Two excavation areas were opened (A—3.5 × 10.0 m; B—3.5 × 5.0 m; Figs. 2, 3) along a narrow strip in the village center, revealing meager remains and finds from the Early Roman and Byzantine periods. Numerous excavation (Avi-Yonah 1993; Zilberbod 2007a; Zilberbod 2007b; Adawi 2016 and see references therein) have been conducted in the village in the past, revealing, among others, remains of a large settlement (c. 28 dunams) from the Neolithic period discovered south of the present excavation (Khalaily and Marder 2003; Khalaily and Barzilai 2007), as well as remains of a Byzantine-period settlement (de Vaux and Stève 1950).
Area A. Below the modern street level a wall (W102; exposed length 3.5 m, width 0.55 m, height 0.5 m) was exposed in a north-south orientation. Its eastern face was constructed of a single row of partly dressed stones, the western face of medium and small field stones, with a core of small field stones in between; the wall penetrated earlier remains and its date is unclear. To the west of Wall 102 and parallel to it, about 0.5 m lower, the foundation of another wall (W108; exposed length 3.5 m, width 0.5 m, preserved height 0.25 m) was exposed, constructed of partly dressed stones and field stones. To the west of, and alongside Wall 108, a fill of kiln waste was found: layers of crushed chalk, ash, burnt amra soil and brick fragments (L110, L111, L116, L118, L122; height 1.5 m; Fig. 2: section 1–1). Wall 108 was built into the kiln waste, and therefore it is later; however, no finds that could date it were found. Within the fill, pottery dating from the Byzantine period was found, including a red-painted bowl with rouletting (Fig. 4:6), common from the late third to the fifth century CE, a bowl with a thickened rim (Fig. 4:7), dating from the sixth and seventh centuries CE, casseroles with an outturned rim, some that carry a combed wavy decoration on the side (Fig. 4:8–10), characteristic of the fourth–sixth centuries CE, baggy jars with an internally thickened rim and a ridge at the base of the neck (Fig. 4:14, 15), common mostly in the fifth–sixth centuries CE, brick fragments (Fig. 4:16, 17) and roof tiles.
Area B. Within a brown clayey soil layer (L133; Fig. 2: section 1–1), 2.5 m below the modern street level, Early Roman potsherds were found.
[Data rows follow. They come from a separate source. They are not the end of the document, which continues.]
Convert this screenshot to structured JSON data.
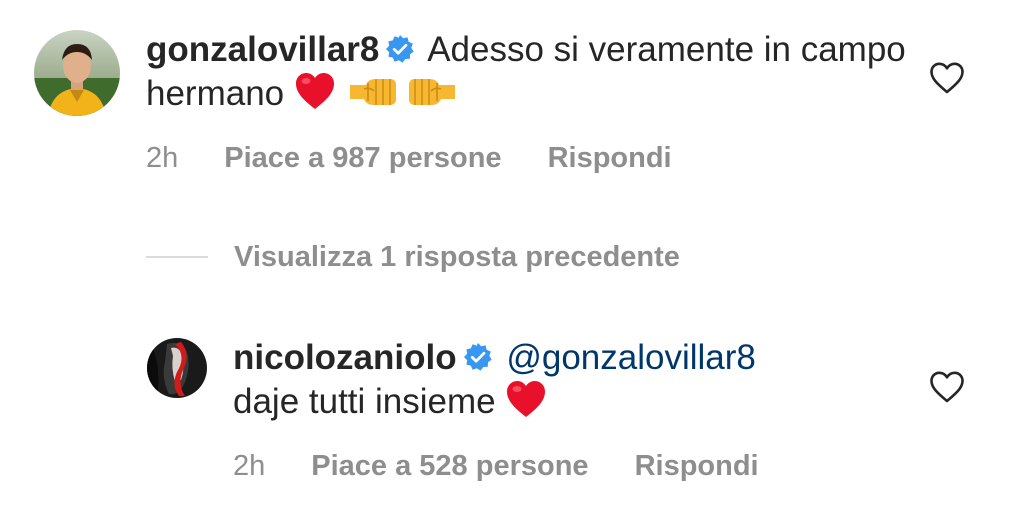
{
  "comments": [
    {
      "username": "gonzalovillar8",
      "verified": true,
      "text": "Adesso si veramente in campo hermano",
      "emojis": [
        "red-heart",
        "fist-left",
        "fist-right"
      ],
      "time": "2h",
      "likes": "Piace a 987 persone",
      "reply_label": "Rispondi"
    },
    {
      "username": "nicolozaniolo",
      "verified": true,
      "mention": "@gonzalovillar8",
      "text": "daje tutti insieme",
      "emojis": [
        "red-heart"
      ],
      "time": "2h",
      "likes": "Piace a 528 persone",
      "reply_label": "Rispondi"
    }
  ],
  "view_replies": {
    "label": "Visualizza 1 risposta precedente"
  },
  "colors": {
    "text": "#262626",
    "secondary": "#8e8e8e",
    "mention": "#00376b",
    "verified": "#3897f0",
    "heart": "#ed4956"
  }
}
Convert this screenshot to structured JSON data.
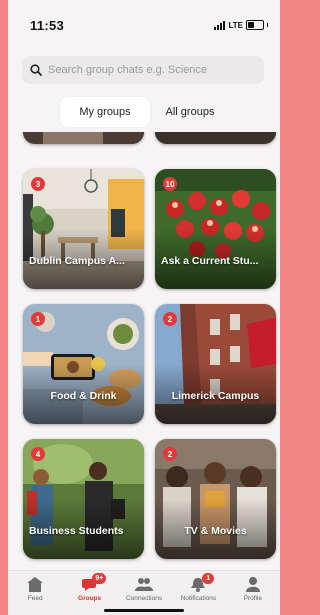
{
  "status_bar": {
    "time": "11:53",
    "network": "LTE"
  },
  "search": {
    "placeholder": "Search group chats e.g. Science"
  },
  "segments": {
    "my_groups": "My groups",
    "all_groups": "All groups"
  },
  "groups": [
    {
      "title": "Dublin Campus A...",
      "badge": "3"
    },
    {
      "title": "Ask a Current Stu...",
      "badge": "10"
    },
    {
      "title": "Food & Drink",
      "badge": "1"
    },
    {
      "title": "Limerick Campus",
      "badge": "2"
    },
    {
      "title": "Business Students",
      "badge": "4"
    },
    {
      "title": "TV & Movies",
      "badge": "2"
    }
  ],
  "tabbar": {
    "items": [
      {
        "label": "Feed",
        "icon": "home-icon"
      },
      {
        "label": "Groups",
        "icon": "groups-chat-icon",
        "badge": "9+"
      },
      {
        "label": "Connections",
        "icon": "connections-icon"
      },
      {
        "label": "Notifications",
        "icon": "bell-icon",
        "badge": "1"
      },
      {
        "label": "Profile",
        "icon": "profile-icon"
      }
    ]
  },
  "colors": {
    "accent": "#e03a3a",
    "page_frame": "#f48585"
  }
}
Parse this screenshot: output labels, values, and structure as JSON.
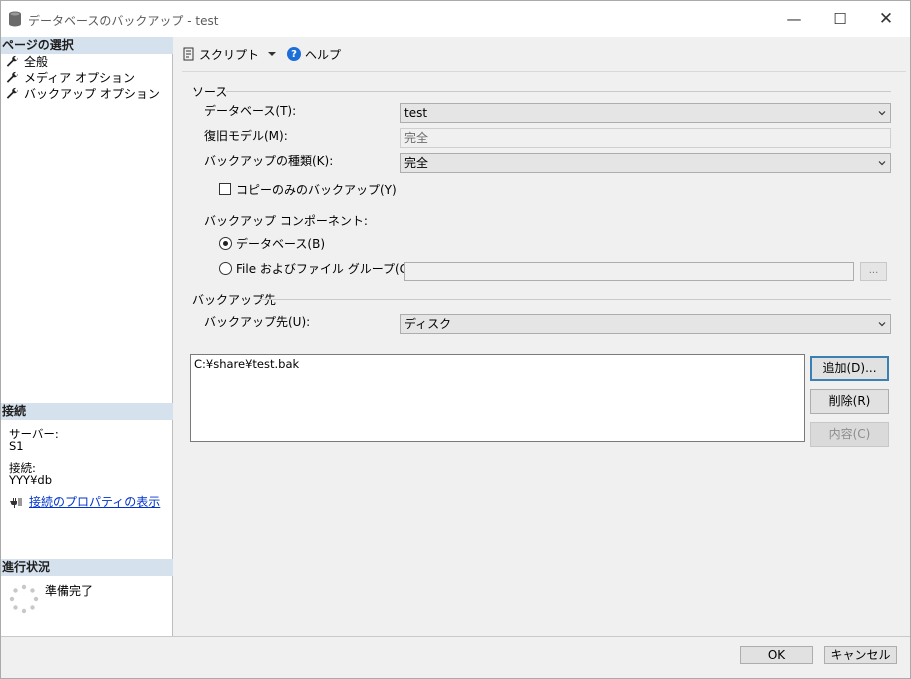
{
  "window": {
    "title": "データベースのバックアップ - test",
    "minimize_glyph": "—",
    "maximize_glyph": "☐",
    "close_glyph": "✕"
  },
  "left_panel": {
    "page_select_header": "ページの選択",
    "pages": [
      {
        "label": "全般",
        "icon": "wrench-icon"
      },
      {
        "label": "メディア オプション",
        "icon": "wrench-icon"
      },
      {
        "label": "バックアップ オプション",
        "icon": "wrench-icon"
      }
    ],
    "connection_header": "接続",
    "server_label": "サーバー:",
    "server_value": "S1",
    "connection_label": "接続:",
    "connection_value": "YYY¥db",
    "view_properties_link": "接続のプロパティの表示",
    "progress_header": "進行状況",
    "progress_status": "準備完了"
  },
  "toolbar": {
    "script_label": "スクリプト",
    "help_label": "ヘルプ"
  },
  "source": {
    "group_label": "ソース",
    "database_label": "データベース(T):",
    "database_value": "test",
    "recovery_model_label": "復旧モデル(M):",
    "recovery_model_value": "完全",
    "backup_type_label": "バックアップの種類(K):",
    "backup_type_value": "完全",
    "copy_only_label": "コピーのみのバックアップ(Y)",
    "copy_only_checked": false,
    "component_label": "バックアップ コンポーネント:",
    "component_database_label": "データベース(B)",
    "component_files_label": "File およびファイル グループ(G):",
    "selected_component": "database",
    "files_button_label": "..."
  },
  "destination": {
    "group_label": "バックアップ先",
    "backup_to_label": "バックアップ先(U):",
    "backup_to_value": "ディスク",
    "paths": [
      "C:¥share¥test.bak"
    ],
    "add_button": "追加(D)...",
    "remove_button": "削除(R)",
    "contents_button": "内容(C)"
  },
  "footer": {
    "ok_button": "OK",
    "cancel_button": "キャンセル"
  }
}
No architectural remains were found before the excavation was halted without reaching sterile soil. Much pottery was collected from this layer, including the rim of an amphora (Fig. 4:1), three jar rims (Fig. 4:2–4) and a lamp fragment (Fig. 4:5), all common in the second half of the first century BCE.
In the western part of the area, segments of a gray plaster floor (L126) were uncovered, dated to the Byzantine period. Above the floor, the same kiln waste observed in Area A was found, with potsherds from the Byzantine period. Pottery that was collected below Floor 126, included an imported LRC type bowl (Fig. 4:11) dating from the sixth century CE, and two red painted bowls common from the late third to the fifth centuries CE (Fig. 4:12, 13).
On the evidence of the ceramic finds found in the excavation, it seems that this area saw activity in the Early Roman period. From the Byzantine period, part of the floor of a structure or installation was discovered. The Byzantine-period remains can be associated with the remains of the nearby settlement from this period that were found in the past.